# Generate Fibonacci sequence up to first number greater than 1000 a, b = 0, 1 while b <= 1000: print(b) a, b = b, a + b
This program starts by setting
b to 0 and 1, respectively. It then enters a while loop that continues as long as
b is less than or equal to 1000. Inside the loop, it prints the current value of
b and updates
b by setting
a to the current value of
b to the sum of the previous two values.
1 1 2 3 5 8 13 21 34 55 89 144 233 377 610 987 1597
This program generates the Fibonacci sequence up to the first number greater than 1000, which is 1597. You can modify the condition in the while loop to generate the sequence up to a different number or for a different number of iterations.
While loops are a powerful tool in Python for repeating a block of code while a specific condition is true. By using while loops, you can create programs that can perform complex calculations, iterate through data structures, and more. With the examples and best practices provided in this Python tutorial, you should now have a good understanding of how to use while loops in Python and how to avoid common pitfalls. Explore the rest of Whitewood Media & Web Development for more programming knowledge and tech news!
Here are some frequently asked questions and answers about while loops in Python:
- Q: What happens if the condition in the while loop in Python is never met? A: If the condition in the while loop is never met, the loop will never execute and the program will move on to the next line of code.
- Q: How can I exit a while loop if a certain condition is met? A: You can use the
breakstatement to exit a while loop if a certain condition is met. For example, if you have a while loop that continues to execute until a user inputs a specific character, you can use an
ifstatement inside the while loop to check for that character and then use the
breakstatement to exit the loop.
- Q: Can I use a while loop to iterate through a list or other iterable object? A: Yes, you can use a while loop to iterate through a list or other iterable object, but it is generally not recommended. Python provides other loop structures, like for loops and list comprehensions, that are more efficient and easier to read for iterating through iterable objects.
- Q: Can I have multiple conditions in a while loop? A: Yes, you can have multiple conditions in a while loop by using logical operators like

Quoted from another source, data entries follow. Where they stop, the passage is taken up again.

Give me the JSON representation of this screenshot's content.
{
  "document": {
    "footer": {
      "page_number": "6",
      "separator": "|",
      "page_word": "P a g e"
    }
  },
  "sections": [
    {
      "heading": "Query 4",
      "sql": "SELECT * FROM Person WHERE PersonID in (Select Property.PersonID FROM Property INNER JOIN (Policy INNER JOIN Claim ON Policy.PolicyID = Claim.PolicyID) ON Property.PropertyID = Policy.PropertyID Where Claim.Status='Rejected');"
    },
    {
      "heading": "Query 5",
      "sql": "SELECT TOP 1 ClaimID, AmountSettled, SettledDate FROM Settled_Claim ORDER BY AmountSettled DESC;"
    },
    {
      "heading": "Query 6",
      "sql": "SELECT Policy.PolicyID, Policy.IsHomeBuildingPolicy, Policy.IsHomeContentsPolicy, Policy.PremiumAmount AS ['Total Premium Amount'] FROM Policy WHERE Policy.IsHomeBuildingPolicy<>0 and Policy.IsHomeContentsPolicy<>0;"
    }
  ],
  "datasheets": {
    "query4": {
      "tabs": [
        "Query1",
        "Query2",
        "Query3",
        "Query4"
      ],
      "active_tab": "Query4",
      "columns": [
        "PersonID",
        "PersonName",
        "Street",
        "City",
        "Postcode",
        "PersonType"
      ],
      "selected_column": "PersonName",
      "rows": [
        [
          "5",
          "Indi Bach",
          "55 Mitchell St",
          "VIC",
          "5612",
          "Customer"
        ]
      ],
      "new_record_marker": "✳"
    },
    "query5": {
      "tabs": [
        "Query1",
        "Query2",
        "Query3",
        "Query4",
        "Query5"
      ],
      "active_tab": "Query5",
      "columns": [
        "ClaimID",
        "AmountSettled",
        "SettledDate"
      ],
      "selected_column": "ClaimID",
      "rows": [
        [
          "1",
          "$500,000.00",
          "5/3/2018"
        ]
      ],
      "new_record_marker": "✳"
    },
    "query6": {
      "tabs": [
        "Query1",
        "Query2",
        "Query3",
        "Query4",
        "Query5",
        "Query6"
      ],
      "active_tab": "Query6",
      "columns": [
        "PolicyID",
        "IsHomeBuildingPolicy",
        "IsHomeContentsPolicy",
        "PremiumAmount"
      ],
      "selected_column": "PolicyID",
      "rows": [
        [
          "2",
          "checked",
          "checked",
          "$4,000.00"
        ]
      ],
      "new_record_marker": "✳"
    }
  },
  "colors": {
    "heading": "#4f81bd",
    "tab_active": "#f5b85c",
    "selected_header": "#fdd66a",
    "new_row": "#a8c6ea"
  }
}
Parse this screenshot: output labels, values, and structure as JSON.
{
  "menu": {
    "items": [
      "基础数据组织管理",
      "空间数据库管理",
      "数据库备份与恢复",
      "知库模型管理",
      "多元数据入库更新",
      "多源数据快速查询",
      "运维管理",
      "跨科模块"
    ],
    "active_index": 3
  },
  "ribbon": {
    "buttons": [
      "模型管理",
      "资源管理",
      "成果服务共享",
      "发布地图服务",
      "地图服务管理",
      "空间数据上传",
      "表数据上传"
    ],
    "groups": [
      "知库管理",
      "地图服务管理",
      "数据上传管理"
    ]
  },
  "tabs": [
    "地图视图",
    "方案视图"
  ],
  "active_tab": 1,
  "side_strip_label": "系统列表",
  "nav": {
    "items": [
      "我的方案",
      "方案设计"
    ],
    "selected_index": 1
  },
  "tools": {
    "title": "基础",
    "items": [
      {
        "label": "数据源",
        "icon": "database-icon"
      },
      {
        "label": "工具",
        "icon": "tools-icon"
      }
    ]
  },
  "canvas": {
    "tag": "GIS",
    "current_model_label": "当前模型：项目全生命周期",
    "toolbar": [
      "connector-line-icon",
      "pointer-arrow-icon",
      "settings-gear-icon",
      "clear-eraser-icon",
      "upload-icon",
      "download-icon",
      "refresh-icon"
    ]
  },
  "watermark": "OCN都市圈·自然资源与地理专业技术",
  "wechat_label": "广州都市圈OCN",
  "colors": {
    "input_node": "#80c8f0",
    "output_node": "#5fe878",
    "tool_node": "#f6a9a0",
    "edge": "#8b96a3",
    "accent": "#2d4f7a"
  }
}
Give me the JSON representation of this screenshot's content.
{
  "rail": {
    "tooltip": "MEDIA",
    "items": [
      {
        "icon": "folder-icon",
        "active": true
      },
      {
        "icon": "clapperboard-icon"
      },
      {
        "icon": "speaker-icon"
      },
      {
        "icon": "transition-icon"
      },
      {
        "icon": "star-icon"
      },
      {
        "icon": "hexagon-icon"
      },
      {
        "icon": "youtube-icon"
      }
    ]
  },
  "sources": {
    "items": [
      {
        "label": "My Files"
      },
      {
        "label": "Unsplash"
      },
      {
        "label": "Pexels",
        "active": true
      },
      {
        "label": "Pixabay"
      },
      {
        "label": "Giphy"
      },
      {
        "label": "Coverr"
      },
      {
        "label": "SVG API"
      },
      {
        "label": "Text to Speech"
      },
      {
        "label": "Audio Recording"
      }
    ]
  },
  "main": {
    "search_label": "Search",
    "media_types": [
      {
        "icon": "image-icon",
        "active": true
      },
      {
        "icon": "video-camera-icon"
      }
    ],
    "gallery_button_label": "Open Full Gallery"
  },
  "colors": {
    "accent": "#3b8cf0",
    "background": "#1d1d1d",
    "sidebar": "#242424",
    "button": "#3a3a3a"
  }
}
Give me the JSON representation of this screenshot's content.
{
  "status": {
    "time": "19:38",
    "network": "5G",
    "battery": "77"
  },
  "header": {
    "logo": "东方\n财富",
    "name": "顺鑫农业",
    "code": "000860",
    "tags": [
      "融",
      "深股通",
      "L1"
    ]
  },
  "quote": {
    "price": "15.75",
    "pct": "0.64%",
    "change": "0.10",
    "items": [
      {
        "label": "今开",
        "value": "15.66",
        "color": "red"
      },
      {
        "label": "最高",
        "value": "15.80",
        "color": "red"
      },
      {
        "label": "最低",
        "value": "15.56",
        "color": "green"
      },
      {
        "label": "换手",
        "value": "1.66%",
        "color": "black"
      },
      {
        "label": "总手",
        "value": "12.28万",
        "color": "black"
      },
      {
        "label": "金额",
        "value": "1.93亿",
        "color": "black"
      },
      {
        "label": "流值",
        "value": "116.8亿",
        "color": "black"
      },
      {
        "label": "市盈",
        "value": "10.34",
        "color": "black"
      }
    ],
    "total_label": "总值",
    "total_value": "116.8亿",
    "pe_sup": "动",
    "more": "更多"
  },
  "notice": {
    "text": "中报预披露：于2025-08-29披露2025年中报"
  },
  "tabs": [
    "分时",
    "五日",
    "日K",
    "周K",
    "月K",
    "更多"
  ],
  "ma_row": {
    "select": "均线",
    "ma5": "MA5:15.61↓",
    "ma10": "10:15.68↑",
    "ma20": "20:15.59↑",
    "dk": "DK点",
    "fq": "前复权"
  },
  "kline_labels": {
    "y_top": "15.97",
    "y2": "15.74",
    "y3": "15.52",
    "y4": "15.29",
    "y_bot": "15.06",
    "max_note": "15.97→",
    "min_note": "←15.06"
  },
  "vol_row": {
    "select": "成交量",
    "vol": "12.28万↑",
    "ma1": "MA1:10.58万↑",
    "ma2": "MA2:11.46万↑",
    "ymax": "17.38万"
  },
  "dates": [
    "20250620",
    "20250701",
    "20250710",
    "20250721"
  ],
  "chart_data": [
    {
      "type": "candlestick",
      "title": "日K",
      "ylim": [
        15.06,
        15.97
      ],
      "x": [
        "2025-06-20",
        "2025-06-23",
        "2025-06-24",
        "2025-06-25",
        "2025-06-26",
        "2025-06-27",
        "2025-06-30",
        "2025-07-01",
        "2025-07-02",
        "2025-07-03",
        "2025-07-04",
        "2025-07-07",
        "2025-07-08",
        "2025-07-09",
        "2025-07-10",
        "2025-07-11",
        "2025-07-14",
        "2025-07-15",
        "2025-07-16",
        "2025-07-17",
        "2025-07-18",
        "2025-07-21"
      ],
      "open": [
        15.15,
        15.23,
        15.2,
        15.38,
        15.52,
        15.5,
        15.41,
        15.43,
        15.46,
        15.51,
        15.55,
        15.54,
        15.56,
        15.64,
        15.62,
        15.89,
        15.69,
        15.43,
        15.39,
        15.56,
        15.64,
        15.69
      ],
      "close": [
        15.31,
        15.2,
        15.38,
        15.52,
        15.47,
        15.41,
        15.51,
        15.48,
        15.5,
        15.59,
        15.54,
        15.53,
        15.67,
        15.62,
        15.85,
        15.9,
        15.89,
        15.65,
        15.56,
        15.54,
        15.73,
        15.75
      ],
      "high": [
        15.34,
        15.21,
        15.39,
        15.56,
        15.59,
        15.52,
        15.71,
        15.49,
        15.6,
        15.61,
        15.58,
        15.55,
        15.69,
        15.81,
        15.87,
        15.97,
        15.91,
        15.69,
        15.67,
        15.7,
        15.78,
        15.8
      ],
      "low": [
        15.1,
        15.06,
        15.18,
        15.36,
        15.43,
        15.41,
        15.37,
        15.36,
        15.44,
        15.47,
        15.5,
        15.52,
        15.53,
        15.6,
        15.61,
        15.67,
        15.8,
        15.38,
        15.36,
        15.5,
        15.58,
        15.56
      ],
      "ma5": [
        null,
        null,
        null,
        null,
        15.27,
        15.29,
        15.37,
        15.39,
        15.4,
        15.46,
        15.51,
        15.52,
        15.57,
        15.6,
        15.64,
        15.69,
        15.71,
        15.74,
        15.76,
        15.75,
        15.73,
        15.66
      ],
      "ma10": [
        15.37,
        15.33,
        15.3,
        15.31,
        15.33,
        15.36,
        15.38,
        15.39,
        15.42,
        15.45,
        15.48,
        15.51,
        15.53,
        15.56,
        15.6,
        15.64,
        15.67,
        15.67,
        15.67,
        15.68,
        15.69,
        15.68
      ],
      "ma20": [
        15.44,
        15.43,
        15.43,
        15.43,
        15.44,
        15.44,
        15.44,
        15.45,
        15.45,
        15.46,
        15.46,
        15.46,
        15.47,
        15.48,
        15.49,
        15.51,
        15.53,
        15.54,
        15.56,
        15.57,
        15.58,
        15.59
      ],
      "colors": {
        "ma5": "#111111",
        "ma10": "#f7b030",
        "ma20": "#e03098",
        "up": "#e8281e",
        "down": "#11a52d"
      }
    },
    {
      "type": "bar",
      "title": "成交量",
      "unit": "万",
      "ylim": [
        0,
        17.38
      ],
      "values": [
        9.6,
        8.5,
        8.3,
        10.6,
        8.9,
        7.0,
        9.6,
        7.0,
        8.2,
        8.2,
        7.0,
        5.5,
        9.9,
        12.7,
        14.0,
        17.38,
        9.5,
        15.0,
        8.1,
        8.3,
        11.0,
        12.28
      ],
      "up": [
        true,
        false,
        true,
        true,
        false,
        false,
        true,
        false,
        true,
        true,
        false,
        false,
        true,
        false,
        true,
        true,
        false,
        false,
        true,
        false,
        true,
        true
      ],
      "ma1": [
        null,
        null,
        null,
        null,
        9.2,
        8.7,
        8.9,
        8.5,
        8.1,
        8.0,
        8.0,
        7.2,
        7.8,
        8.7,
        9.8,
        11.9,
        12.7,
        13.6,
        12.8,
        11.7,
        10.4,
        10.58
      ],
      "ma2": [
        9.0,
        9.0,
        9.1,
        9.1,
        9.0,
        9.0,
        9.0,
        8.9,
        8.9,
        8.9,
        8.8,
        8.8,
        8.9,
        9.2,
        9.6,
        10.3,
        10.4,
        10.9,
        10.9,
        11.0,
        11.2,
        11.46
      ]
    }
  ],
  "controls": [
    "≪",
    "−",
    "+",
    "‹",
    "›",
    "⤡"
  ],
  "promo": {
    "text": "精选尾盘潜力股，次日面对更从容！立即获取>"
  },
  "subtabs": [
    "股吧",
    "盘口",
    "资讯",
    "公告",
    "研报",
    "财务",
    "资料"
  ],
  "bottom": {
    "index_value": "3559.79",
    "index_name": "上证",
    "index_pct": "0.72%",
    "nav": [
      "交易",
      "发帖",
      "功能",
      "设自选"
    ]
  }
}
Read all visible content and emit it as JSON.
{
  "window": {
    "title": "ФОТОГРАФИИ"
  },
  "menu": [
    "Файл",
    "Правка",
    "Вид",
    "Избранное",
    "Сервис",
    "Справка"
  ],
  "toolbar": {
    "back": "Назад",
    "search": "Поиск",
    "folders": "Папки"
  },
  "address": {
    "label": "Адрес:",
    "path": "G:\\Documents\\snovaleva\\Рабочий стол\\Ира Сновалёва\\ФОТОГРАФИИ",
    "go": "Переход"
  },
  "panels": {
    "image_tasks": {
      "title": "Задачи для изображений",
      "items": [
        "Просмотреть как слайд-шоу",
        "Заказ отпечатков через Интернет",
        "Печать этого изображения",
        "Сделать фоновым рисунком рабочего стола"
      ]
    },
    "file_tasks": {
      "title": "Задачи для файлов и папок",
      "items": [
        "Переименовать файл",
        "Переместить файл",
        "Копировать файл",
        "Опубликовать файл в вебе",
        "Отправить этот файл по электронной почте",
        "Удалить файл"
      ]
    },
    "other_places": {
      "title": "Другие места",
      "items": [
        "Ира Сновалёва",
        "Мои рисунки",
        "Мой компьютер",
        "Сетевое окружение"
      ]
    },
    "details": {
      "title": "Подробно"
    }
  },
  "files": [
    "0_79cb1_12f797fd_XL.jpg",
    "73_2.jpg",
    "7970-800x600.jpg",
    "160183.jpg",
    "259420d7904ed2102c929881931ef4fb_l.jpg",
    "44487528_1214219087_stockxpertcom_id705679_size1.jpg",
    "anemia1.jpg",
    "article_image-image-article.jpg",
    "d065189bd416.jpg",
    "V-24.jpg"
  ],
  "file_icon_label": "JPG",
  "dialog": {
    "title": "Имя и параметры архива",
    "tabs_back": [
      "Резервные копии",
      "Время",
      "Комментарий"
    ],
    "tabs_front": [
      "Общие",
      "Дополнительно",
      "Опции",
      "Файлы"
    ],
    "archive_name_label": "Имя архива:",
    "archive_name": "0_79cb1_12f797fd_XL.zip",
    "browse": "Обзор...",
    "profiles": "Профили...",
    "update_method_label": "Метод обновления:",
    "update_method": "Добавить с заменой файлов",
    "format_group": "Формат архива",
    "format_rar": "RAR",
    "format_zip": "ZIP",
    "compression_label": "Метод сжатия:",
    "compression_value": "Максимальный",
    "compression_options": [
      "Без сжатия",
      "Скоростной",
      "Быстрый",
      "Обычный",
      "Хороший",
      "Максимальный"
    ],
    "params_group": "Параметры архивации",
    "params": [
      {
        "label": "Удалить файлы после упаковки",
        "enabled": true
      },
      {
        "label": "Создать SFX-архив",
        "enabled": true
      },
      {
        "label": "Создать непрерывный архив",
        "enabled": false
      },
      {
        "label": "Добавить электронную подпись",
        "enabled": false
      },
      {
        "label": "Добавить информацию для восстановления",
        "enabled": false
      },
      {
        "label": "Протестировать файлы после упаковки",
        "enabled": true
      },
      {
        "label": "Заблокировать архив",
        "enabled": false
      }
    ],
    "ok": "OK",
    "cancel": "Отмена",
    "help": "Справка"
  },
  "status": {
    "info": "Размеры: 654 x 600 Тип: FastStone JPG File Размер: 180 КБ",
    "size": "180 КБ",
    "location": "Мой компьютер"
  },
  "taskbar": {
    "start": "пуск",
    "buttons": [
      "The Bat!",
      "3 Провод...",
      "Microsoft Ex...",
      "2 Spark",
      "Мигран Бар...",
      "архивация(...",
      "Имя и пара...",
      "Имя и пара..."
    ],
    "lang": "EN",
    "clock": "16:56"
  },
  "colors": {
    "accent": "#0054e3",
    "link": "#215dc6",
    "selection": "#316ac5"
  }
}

or. For example, you could have a while loop that continues to execute as long as a counter is less than 10 and a certain variable is True.